It’s thousands of years since the pyramids rose,
capped with white marble to make the nights glow.
Now silent and stripped, did they once shelter man?
Store the stars’ light? Were there rivers that ran
west through the dunes where palm trees now stand?
Tell us, you ancients, of what you have seen
frozen in stone under Sirius’ gleam?
Look to the stars in the night as we do,
hearing the wind as it winds its way through,
seeing the planets and moons and their kin,
scanning the places our builders have been,
waiting their signal so we can begin
singing them songs of the desert and plain
calling them home from their travels again.
Songs that hold star-scatter, sand-drift and streams,

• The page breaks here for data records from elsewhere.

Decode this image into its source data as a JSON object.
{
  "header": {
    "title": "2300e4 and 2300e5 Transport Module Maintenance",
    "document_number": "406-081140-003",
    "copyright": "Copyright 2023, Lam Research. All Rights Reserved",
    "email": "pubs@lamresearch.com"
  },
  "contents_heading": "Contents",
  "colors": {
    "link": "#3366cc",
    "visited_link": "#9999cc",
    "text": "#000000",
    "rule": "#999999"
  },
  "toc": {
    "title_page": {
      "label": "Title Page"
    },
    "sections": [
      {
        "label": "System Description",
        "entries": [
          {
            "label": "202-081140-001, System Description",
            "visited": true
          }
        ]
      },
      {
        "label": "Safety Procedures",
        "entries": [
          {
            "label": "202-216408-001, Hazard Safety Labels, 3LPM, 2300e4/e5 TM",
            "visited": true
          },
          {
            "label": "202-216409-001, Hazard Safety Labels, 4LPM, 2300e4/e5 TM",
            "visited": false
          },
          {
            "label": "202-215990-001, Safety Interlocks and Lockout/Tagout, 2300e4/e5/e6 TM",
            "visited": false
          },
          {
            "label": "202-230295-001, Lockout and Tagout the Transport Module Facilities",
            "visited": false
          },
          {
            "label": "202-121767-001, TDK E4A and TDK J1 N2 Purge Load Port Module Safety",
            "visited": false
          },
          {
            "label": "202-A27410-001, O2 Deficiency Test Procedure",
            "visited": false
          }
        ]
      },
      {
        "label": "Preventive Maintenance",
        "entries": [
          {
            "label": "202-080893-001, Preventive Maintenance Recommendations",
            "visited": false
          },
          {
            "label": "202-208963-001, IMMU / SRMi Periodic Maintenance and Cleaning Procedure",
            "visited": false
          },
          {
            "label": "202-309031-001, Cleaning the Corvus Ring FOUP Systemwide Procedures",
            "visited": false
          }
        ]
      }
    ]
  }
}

washes of sunlight and underground springs,
temples and palaces, what the wind sings,
loneliness, silence and space-chilled moonbeams.
© 2022 Susanne Donoghue